On the other hand, as Hutchinson (1957) pointed out, “it is not necessary in any empirical science to keep an elaborate logicomathematical system always apparent, any more than it is necessary to keep a vacuum cleaner conspicuously in the middle of a room at all times. When a lot of irrelevant litter has accumulated, the machine must be brought out, used, and then put away.”

Plant diversity research involves the qualitative and quantitative of plant functional traits. Plant species traits translate into processes and functioning of ecosystems, considering that: (i) the spectral signal of a plant surface at a given time is a trait; (ii) diversity in spectral signals at a given time is a measure for biodiversity for this time slot; and (iii) changes in space and time in this diversity of spectral signals is a measure for turnover. Finally, the differences in spectral signals at a given spatial resolution (e.g., 1 m × 1m or 10 m × 10 m) between neighboring clusters of pixels at a coarser resolution (e.g., 100 m × 100 m) are a measure of beta-diversity (spatial turnover of traits and information). Remote sensing captures traits, not DNA, and this should never be hidden from view (Skidmore et al., 2021). Differences in traits sometimes stand for different species, but do not have to do so. Pointing at the demand for a spectral species concept and its benefits—for instance, when monitoring traits at the large extents—would make sense only if viewed as a grouping unit, being effectively related to biological species in the field in case of a match between pixel size and individuals, e.g., with the availability of hyperspatial and hyperspectral data. Still, as usual, the devil is in the details (Nagendra & Rocchini, 2008), and this is also true for remote sensing data.

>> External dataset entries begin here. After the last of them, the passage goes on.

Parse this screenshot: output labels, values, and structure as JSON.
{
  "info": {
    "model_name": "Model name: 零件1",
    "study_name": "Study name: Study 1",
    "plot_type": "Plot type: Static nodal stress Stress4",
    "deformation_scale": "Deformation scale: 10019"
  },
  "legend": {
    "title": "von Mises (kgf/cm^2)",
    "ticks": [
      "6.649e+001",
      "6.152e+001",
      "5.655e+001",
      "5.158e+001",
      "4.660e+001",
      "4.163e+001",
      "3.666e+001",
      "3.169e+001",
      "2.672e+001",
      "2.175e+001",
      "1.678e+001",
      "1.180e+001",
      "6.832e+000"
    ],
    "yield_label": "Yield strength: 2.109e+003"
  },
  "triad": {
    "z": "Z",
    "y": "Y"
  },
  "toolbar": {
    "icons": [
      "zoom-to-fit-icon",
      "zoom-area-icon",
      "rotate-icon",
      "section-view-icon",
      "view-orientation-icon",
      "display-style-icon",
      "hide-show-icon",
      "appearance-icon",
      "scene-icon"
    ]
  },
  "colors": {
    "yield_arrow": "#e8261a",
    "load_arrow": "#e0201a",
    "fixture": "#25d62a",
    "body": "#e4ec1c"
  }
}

Plant diversity is built up by individuals of different species; “spectral species” represent the measurable effect of such combinations in the reflectance space. Hence, beside all the mentioned difficulties and criticism, we think that “spectral species” have to be used as operational units in the analysis of remote sensing data to detect plant diversity in analogy with the operational taxonomic units in numerical taxonomy (Sneath & Sokal, 1973). As the species concept, with all its limitations, is considered the basic unit in community vegetation analysis (Feoli, 1984), the “spectral species” concept should be considered as the basic unit for the analysis of biodiversity by remote sensing data.

Box 1 Definitions